Contributed by Caryl Flannery
Zombie movies and TV shows can be entertaining. “Undead” application forms, not so much. An “undead” application is an outdated form that should have been put to rest long ago but somehow lives on, scaring job applicants and threatening to devour businesses over and over again. Although we all think we’ve become pretty Equal Employment Opportunity (EEOC) savvy, the job application form often is overlooked in the compliance and updating process. Many employers are relying on the same application form that they’ve used for years or a generic form downloaded from a one-size-fits-none internet site. Sound familiar? Read on … if you dare.

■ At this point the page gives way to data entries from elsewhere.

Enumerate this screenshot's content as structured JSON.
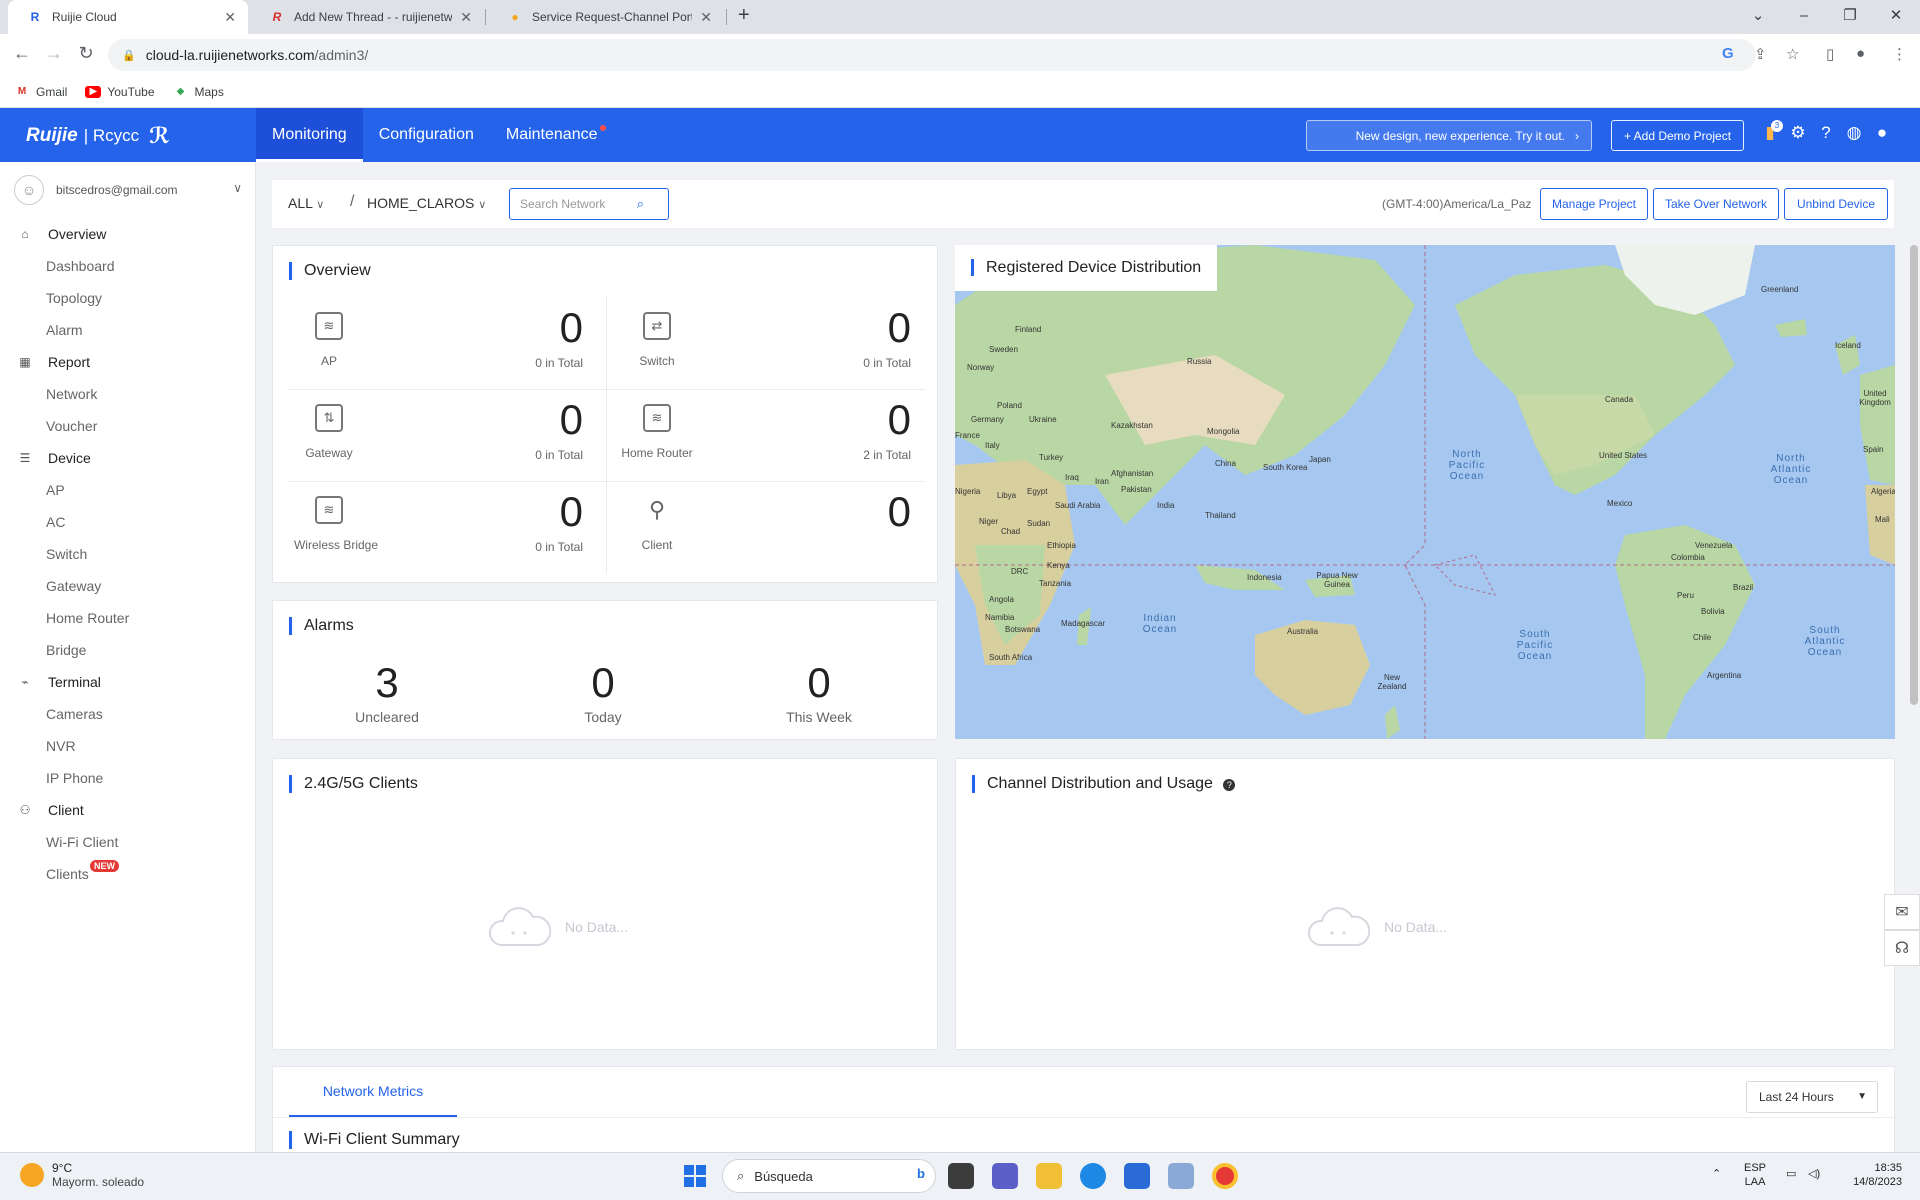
{
  "browser": {
    "tabs": [
      {
        "title": "Ruijie Cloud",
        "active": true
      },
      {
        "title": "Add New Thread - - ruijienetwor",
        "active": false
      },
      {
        "title": "Service Request-Channel Portal",
        "active": false
      }
    ],
    "new_tab": "+",
    "url_host": "cloud-la.ruijienetworks.com",
    "url_path": "/admin3/",
    "bookmarks": [
      "Gmail",
      "YouTube",
      "Maps"
    ]
  },
  "header": {
    "logo": "Ruijie",
    "logo_sub": "| Rcycc",
    "nav": [
      {
        "label": "Monitoring",
        "active": true
      },
      {
        "label": "Configuration",
        "active": false
      },
      {
        "label": "Maintenance",
        "active": false
      }
    ],
    "promo": "New design, new experience. Try it out.",
    "add_demo": "+ Add Demo Project",
    "notification_count": "3",
    "colors": {
      "primary": "#2563eb",
      "alert": "#ff4d4f"
    }
  },
  "sidebar": {
    "account": "bitscedros@gmail.com",
    "groups": [
      {
        "label": "Overview",
        "icon": "home-icon",
        "items": [
          "Dashboard",
          "Topology",
          "Alarm"
        ]
      },
      {
        "label": "Report",
        "icon": "chart-icon",
        "items": [
          "Network",
          "Voucher"
        ]
      },
      {
        "label": "Device",
        "icon": "list-icon",
        "items": [
          "AP",
          "AC",
          "Switch",
          "Gateway",
          "Home Router",
          "Bridge"
        ]
      },
      {
        "label": "Terminal",
        "icon": "terminal-icon",
        "items": [
          "Cameras",
          "NVR",
          "IP Phone"
        ]
      },
      {
        "label": "Client",
        "icon": "users-icon",
        "items": [
          "Wi-Fi Client",
          "Clients"
        ]
      }
    ],
    "new_badge": "NEW"
  },
  "toolbar": {
    "scope": "ALL",
    "network": "HOME_CLAROS",
    "search_placeholder": "Search Network",
    "timezone": "(GMT-4:00)America/La_Paz",
    "buttons": [
      "Manage Project",
      "Take Over Network",
      "Unbind Device"
    ]
  },
  "overview": {
    "title": "Overview",
    "cells": [
      {
        "label": "AP",
        "value": "0",
        "sub": "0 in Total",
        "icon": "ap-icon"
      },
      {
        "label": "Switch",
        "value": "0",
        "sub": "0 in Total",
        "icon": "switch-icon"
      },
      {
        "label": "Gateway",
        "value": "0",
        "sub": "0 in Total",
        "icon": "gateway-icon"
      },
      {
        "label": "Home Router",
        "value": "0",
        "sub": "2 in Total",
        "icon": "router-icon"
      },
      {
        "label": "Wireless Bridge",
        "value": "0",
        "sub": "0 in Total",
        "icon": "bridge-icon"
      },
      {
        "label": "Client",
        "value": "0",
        "sub": "",
        "icon": "client-icon"
      }
    ]
  },
  "alarms": {
    "title": "Alarms",
    "items": [
      {
        "value": "3",
        "label": "Uncleared"
      },
      {
        "value": "0",
        "label": "Today"
      },
      {
        "value": "0",
        "label": "This Week"
      }
    ]
  },
  "map": {
    "title": "Registered Device Distribution",
    "labels": [
      "Finland",
      "Sweden",
      "Norway",
      "Poland",
      "Germany",
      "France",
      "Ukraine",
      "Italy",
      "Russia",
      "Kazakhstan",
      "Mongolia",
      "Turkey",
      "Iraq",
      "Iran",
      "Afghanistan",
      "Pakistan",
      "China",
      "South Korea",
      "Japan",
      "India",
      "Thailand",
      "Saudi Arabia",
      "Egypt",
      "Libya",
      "Nigeria",
      "Niger",
      "Chad",
      "Sudan",
      "Ethiopia",
      "Kenya",
      "DRC",
      "Tanzania",
      "Angola",
      "Namibia",
      "Botswana",
      "Madagascar",
      "South Africa",
      "Indonesia",
      "Papua New Guinea",
      "Australia",
      "New Zealand",
      "Greenland",
      "Iceland",
      "Canada",
      "United States",
      "Mexico",
      "Venezuela",
      "Colombia",
      "Peru",
      "Brazil",
      "Bolivia",
      "Chile",
      "Argentina",
      "United Kingdom",
      "Spain",
      "Algeria",
      "Mali"
    ],
    "oceans": [
      "North Pacific Ocean",
      "North Atlantic Ocean",
      "Indian Ocean",
      "South Pacific Ocean",
      "South Atlantic Ocean"
    ]
  },
  "clients_card": {
    "title": "2.4G/5G Clients",
    "empty": "No Data..."
  },
  "channel_card": {
    "title": "Channel Distribution and Usage",
    "empty": "No Data..."
  },
  "metrics": {
    "tab": "Network Metrics",
    "range": "Last 24 Hours",
    "section": "Wi-Fi Client Summary"
  },
  "taskbar": {
    "temp": "9°C",
    "weather": "Mayorm. soleado",
    "search": "Búsqueda",
    "lang": "ESP",
    "layout": "LAA",
    "time": "18:35",
    "date": "14/8/2023"
  }
}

The many recent changes in labor and employment law and enforcement directly affect what you can, should, and should not ask in your application. Information that was once standard fare may now be unlawful or likely to lead to information which could be used in a discriminatory fashion. Disappointed applicants will point to those questions as evidence of discrimination in consideration of their application. A government agency may expand that into an examination of your overall hiring process. Current employees with complaints, charges, or lawsuits can (and will) point to the application to establish that your business is, at best, insensitive to discrimination concerns and, at worse, hostile to EEOC laws and inclusion issues.
Following are a few examples of what should / should not be on your initial application form. These are general guidelines and do not cover every category of inquiry. Consult your employment attorney to be sure that all applicable federal, state, county, and local laws and regulations are reflected in your application form. Make sure that your application is available and accessible to people with disabilities, people without internet access, and, in some cases, non- or limited-English speakers. (Editor’s note: As of this writing, there are no laws protecting the undead in the workplace)
Race, gender, age, religion, ethnic background, appearance, citizenship: These have been off-limits for some time. Information needed for affirmative action programs or other tracking requirement should be gathered on a separate form. Many jurisdictions now include sexual orientation as a protected characteristic. Ask about legal ability to work rather than citizenship or immigration status.
Health, injuries, and disability: Inquire only about the ability to perform the essential functions of the position with or without reasonable accommodation. Don’t ask about specific conditions, diagnoses, genetics, or treatment information. Histories of illnesses, injuries, or workers’ comp claims are also unacceptable.
Criminal history: The EEOC takes the position that criminal history information should not be an issue unless the position is safety or security sensitive. Many states, including Illinois, have passed laws limiting inquiries in this area.
Drugs and tobacco: You can ask an applicant to consent to following your workplace drug and alcohol policy but don’t ask about particular habits. Some states (such as Missouri) have laws that protect an employee’s right to use tobacco outside the workplace. Others (such as Illinois) protect those who are registered medical marijuana users.
Social Security number: Get social security numbers from employees, not applicants. They serve no purpose in the application process and you become responsible for protecting that information from theft or misuse.